Don’t get me wrong there. I, for one, would love to find some wealthy woman who’s willing to go off to work and leave me at home. I would gladly clean house, go grocery shopping, take care of the kids and write in my free time if it meant not being in the work force. (Then again, as a general rule, I’m not real fond of people as a whole.)

In fact, some experts are claiming that the Sex Wars are over. Many sociological groups are taking huge steps in the right directions. Right now there are still a vast number of shortfalls, but some people are saying that in as little as fifty years the winner will be clear. Why fifty years? Because the snowball is rolling, and once started it’s going to be hard to stop.

Some SF writers feel strongly about that point. They tend to believe that any technologically advanced civilization must be a matriarchy. The reasons vary but, in general, it comes down to women being more social and less inclined to a club. I’ll agree there. Women don’t beat an enemy into submission. They tend to go for poison.

So, is the War of the Sexes over? It is for my generation. They’ve figured out they need each other. But the funny thing about that, there’s a whole new generation right behind mine who apparently has to figure it out all over again.


Politically Incorrect

The PC community and I go way back. I’ve simply never understood how changing the name of something could possibly make it anything other than what it already is. It’s almost like they’re saying the Committee for Pallid Ascendancy is somehow better than the Klu Klux Klan. Or being Housing Challenged is in some way less horrible than being homeless.

True, these terms do fall gentler on the ear, but is that really a good thing. The PC terms are supposed to strip away all of the prior inferences of the older, uglier terms. Unfortunately whitewashing a broken fence doesn’t repair the damage done. Especially if the old color will do.
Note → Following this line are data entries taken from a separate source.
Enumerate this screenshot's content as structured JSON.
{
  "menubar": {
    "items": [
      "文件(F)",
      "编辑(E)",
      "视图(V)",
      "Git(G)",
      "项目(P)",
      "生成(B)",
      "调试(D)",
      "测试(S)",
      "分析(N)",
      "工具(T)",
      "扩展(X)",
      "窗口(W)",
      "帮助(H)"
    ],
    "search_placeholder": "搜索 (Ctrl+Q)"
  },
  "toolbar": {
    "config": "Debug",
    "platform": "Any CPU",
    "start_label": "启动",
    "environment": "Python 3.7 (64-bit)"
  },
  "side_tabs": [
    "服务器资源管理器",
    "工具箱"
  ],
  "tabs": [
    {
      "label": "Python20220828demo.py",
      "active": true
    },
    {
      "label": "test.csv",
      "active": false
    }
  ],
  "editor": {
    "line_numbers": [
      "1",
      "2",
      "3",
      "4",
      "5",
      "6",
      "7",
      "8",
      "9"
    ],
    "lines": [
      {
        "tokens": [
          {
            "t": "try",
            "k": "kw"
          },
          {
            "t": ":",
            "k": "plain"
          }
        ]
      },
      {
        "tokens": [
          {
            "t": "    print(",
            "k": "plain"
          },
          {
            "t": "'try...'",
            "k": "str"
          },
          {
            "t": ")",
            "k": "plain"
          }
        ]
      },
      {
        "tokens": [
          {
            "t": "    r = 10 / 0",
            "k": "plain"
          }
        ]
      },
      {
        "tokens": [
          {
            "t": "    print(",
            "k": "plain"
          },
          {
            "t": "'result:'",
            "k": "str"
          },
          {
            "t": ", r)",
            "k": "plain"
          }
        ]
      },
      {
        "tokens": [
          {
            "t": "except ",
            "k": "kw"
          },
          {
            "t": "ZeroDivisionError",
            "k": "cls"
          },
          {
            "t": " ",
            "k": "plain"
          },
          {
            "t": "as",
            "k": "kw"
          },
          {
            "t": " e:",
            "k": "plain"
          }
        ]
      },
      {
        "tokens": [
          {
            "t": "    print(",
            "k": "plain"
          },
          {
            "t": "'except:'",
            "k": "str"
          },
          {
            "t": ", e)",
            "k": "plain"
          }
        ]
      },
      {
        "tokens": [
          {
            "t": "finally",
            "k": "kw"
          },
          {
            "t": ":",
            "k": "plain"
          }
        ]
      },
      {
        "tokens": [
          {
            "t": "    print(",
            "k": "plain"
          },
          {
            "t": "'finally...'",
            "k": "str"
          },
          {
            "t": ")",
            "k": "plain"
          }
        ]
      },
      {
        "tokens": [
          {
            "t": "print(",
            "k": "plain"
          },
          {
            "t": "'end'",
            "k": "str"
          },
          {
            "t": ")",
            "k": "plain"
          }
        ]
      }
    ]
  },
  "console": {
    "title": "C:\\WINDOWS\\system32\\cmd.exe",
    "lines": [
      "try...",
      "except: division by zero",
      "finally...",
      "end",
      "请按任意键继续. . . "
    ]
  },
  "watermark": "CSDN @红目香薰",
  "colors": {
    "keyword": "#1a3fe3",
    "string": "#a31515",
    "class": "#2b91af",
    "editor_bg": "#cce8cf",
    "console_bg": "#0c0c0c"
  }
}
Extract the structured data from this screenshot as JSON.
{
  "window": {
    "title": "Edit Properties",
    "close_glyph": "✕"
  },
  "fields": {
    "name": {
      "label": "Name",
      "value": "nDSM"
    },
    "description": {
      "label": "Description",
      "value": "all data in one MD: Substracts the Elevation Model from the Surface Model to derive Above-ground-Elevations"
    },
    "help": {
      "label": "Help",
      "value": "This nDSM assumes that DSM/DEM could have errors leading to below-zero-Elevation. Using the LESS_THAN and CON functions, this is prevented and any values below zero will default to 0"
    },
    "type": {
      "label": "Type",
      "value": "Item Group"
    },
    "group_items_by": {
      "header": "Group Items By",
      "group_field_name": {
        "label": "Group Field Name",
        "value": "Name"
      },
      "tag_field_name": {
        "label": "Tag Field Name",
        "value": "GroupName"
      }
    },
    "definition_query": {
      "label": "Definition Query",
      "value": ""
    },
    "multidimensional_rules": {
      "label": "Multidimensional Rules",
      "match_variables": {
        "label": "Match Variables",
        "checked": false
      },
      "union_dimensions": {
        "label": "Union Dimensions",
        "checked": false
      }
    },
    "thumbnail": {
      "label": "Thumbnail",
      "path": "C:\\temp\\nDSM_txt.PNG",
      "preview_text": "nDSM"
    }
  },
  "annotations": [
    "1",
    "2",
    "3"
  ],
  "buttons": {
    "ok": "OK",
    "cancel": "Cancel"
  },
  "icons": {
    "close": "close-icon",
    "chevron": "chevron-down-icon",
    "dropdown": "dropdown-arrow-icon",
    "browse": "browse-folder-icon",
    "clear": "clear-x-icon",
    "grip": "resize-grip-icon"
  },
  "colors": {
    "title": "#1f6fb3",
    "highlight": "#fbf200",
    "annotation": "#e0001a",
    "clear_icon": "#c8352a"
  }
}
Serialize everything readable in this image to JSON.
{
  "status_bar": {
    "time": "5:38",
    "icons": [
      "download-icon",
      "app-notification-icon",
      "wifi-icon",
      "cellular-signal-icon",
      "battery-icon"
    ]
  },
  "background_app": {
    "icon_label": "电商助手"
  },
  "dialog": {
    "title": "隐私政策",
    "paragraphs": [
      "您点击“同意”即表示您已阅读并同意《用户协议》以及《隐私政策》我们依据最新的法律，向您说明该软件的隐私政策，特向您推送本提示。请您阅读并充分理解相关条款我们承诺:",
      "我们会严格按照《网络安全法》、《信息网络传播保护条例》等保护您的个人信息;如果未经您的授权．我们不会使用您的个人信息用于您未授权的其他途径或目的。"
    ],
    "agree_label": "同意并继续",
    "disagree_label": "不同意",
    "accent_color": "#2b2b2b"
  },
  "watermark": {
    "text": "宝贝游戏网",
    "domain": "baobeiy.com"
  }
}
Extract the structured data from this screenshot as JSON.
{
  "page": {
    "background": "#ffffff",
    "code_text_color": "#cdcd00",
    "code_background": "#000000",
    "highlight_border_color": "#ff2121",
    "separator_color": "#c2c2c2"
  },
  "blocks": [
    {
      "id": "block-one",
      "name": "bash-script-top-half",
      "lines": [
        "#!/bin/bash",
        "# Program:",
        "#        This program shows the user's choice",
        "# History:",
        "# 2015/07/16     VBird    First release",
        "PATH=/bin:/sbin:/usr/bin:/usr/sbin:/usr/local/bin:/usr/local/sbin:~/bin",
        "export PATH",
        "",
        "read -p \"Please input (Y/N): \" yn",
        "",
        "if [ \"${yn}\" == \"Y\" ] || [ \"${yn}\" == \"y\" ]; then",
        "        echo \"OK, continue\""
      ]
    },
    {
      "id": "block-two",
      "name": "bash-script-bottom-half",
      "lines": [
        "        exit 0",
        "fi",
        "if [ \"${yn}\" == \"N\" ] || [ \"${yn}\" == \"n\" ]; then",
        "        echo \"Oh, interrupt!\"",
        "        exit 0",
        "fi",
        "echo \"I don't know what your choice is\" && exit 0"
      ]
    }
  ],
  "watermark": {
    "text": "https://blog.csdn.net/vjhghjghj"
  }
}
Don’t get me wrong. Back in its younger days PC had a valid point – people should be aware of the subtext of the words they’re using. Probably one of the easiest and most obvious examples is blacks.

(Oh, wait. That’s technically not the PC term anymore. It’s Afro-American. But do yourself a favor, go ask a black guy what he thinks about that term. I imagine they’ll tell you the same thing a lot of black people have told me… which really isn’t repeatable here. Suffice it to say generally they’re not real impressed with the term.)

And just for the record I’m not Italian American, or Dutch American. Or any variation thereof. I’m American, born on American soil, no other country having a claim on my genes, mental state or property. You could even say I’m a native American, but we’ll get to that in a moment.)

I’ll admit I grew up using a variation on the term negro. I thought it was a slang term for black people. It wasn’t until I was a teenager that I realized it was an insult. And promptly quit using the term, along with a bunch of other words for various nationalities. That’s PC at its best.

But where PC gets carried away is assigning terms that aren’t acceptable to their assignees. Or asking people to change things when, at the time of their origins, the people involved dotted their i’s and crossed their t’s.

I personally hope teams like the Fighting Chiefs and Red Sox never change their names. At the time those teams were created the people sponsoring them went to the appropriate sources and asked them What do you guys think? And those sources gave them a thumbs up, and agreed one hundred percent. We may not like what our forefathers did, but we should have the courage to live with it. After all, we’re not going to ask Toys For Tots to change their logo when tots is no long a PC term.

Another good example is Native American. Do you know who the biggest detractor of the term is? The one it’s being applied to. American Indians don’t like the term… kind of the way blacks didn’t like the variation on negro. But we’re going to give it to them anyway? Whether they like it or not? Doesn’t that seem a little… thoughtless?

As for me, I guess I’ll have to remain politically incorrect.